Atrial fibrillation (AF) is the most common arrhythmia and is a significant burden to healthcare cost. AF causes congestive heart failure, thromboembolic events such as stroke and intolerable symptoms in some patients. With the advances and increasing experience in catheter ablation, there is now an established role for catheter ablation in patients with atrial fibrillation. The risks, complications and patient features associated with it are increasingly recognized. A recent worldwide survey has shown an increasing number of medical centers that are practicing catheter ablation of atrial fibrillation, predominantly with pulmonary vein isolation techniques. However, catheter ablation is an invasive therapy in AF and is associated with a few major complications. Patient selection, ablation technique, and catheter energy source all influence the efficacy and safety of the procedure. Finally, while several randomized control trials have compared the efficacy of catheter ablation versus antiarrhythmic drug therapy, a number of trials are on the horizon to explore its role as a first line therapy for atrial fibrillation. New catheter energy source are also being explored.

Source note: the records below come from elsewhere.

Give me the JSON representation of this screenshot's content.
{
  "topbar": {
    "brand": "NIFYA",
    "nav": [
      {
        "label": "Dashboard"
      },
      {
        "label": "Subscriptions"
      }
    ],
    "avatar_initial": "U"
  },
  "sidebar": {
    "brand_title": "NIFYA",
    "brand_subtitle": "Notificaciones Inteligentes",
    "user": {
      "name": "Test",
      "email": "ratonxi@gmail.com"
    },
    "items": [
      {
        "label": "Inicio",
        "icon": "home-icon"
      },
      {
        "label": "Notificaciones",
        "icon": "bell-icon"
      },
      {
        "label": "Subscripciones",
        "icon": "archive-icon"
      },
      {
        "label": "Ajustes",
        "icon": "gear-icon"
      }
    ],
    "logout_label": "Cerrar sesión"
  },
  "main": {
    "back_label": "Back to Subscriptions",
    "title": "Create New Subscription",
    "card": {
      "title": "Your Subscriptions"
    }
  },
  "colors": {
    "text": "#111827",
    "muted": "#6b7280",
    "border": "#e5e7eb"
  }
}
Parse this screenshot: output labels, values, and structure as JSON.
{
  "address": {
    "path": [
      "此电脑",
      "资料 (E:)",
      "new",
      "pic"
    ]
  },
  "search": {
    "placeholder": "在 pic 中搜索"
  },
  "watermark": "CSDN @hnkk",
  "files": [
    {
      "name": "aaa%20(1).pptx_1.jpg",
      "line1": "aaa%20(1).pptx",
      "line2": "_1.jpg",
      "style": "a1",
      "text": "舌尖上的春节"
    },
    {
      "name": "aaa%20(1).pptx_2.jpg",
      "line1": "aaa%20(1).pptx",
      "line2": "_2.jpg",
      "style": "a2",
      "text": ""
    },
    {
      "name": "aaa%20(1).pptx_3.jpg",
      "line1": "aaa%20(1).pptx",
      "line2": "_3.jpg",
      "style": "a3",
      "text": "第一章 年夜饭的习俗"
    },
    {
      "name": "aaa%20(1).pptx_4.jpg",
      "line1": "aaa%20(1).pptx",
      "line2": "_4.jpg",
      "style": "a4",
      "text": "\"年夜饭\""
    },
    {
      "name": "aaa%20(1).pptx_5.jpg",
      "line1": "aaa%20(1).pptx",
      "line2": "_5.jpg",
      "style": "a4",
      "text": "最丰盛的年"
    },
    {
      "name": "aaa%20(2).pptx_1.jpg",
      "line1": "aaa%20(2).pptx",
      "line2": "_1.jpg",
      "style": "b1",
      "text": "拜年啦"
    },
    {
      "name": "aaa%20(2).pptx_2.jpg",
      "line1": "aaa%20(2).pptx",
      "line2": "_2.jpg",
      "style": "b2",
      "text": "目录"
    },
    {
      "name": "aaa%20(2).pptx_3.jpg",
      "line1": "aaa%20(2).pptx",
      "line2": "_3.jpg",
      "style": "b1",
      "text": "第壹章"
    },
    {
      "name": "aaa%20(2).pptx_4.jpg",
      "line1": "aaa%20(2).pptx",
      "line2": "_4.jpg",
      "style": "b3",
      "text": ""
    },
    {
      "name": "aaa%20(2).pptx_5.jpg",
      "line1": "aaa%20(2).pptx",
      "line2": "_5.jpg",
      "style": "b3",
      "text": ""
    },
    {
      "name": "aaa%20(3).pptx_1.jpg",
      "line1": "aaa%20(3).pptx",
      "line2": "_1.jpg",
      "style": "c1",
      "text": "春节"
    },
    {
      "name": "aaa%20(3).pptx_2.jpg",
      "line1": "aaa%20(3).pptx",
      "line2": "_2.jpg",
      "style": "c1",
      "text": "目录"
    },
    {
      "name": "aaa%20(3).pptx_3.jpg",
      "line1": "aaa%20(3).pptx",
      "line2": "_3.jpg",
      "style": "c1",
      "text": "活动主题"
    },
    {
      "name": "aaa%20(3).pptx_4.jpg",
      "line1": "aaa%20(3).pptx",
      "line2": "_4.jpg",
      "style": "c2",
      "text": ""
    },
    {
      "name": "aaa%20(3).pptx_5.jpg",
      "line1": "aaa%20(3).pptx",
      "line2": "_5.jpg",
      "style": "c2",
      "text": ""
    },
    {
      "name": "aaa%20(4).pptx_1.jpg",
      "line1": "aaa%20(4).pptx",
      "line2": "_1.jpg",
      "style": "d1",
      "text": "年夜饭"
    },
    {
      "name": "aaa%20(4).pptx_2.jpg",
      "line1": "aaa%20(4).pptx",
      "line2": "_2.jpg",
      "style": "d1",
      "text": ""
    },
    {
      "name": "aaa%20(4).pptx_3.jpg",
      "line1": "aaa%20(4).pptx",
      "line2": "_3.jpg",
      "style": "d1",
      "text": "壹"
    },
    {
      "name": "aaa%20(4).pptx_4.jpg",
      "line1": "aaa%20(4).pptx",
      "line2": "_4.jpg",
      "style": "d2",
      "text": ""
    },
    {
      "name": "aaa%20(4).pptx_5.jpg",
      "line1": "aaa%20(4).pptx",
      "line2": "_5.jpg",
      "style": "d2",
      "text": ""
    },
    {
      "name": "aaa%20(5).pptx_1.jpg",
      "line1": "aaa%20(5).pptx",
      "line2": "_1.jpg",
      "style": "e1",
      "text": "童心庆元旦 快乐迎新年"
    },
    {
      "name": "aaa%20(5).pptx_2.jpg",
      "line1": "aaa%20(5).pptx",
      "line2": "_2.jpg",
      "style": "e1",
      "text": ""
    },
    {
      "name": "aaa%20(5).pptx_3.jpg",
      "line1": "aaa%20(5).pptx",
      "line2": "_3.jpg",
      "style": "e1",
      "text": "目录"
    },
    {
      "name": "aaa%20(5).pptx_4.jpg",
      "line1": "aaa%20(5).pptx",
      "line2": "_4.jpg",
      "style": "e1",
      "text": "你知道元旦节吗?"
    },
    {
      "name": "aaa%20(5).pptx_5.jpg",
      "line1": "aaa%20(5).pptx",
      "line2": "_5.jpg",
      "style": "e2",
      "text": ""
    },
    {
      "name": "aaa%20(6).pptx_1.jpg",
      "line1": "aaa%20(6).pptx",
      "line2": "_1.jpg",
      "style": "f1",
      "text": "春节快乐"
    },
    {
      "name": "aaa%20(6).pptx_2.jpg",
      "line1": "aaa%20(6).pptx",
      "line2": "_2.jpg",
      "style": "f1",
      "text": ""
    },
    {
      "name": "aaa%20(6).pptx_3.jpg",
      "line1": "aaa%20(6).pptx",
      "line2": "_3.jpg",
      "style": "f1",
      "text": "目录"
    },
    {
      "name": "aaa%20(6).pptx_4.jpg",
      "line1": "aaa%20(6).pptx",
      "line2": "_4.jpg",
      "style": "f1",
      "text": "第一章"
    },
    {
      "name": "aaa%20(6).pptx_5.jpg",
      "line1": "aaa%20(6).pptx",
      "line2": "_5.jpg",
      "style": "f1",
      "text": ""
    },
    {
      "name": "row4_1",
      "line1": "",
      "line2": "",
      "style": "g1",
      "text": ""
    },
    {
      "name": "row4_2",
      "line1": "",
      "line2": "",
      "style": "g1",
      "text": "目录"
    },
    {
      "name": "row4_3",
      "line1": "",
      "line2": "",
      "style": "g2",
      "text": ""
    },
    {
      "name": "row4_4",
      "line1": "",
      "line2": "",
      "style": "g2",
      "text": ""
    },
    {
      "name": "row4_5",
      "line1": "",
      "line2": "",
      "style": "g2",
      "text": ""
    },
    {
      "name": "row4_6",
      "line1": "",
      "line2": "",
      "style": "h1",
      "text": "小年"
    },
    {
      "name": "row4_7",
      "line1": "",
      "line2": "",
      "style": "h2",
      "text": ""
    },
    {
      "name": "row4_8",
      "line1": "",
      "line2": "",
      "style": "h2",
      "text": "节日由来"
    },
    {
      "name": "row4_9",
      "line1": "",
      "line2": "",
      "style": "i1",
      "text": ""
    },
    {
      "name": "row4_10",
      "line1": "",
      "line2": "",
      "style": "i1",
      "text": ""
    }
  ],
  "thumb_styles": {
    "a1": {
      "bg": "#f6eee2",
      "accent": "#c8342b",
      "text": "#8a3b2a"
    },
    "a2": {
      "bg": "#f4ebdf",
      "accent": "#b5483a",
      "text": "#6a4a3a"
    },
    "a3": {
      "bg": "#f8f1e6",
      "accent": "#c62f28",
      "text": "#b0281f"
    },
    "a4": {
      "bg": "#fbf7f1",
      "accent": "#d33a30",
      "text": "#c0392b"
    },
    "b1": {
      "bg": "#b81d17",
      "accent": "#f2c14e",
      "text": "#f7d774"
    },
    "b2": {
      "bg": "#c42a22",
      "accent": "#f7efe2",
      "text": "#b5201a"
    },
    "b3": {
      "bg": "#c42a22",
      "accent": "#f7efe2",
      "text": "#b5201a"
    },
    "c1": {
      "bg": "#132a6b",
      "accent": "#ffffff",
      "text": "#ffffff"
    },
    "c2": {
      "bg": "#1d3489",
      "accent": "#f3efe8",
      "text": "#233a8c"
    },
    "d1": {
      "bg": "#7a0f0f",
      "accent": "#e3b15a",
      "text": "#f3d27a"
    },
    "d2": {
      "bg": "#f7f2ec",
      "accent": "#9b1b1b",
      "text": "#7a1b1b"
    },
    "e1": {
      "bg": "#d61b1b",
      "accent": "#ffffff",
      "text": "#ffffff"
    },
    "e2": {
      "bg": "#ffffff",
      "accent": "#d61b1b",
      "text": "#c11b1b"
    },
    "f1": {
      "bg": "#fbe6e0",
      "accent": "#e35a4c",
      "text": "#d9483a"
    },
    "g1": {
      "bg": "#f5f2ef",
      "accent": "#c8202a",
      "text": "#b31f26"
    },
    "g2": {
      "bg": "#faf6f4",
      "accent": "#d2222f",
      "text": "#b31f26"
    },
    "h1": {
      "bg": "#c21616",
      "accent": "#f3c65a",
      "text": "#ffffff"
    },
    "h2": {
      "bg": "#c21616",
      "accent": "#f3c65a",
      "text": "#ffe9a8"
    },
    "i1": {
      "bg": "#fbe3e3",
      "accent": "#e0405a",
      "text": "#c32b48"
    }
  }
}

Credits: Richard Cheng MD; Melisa Chang, M.D.; Chee Yuan Ng, M.D.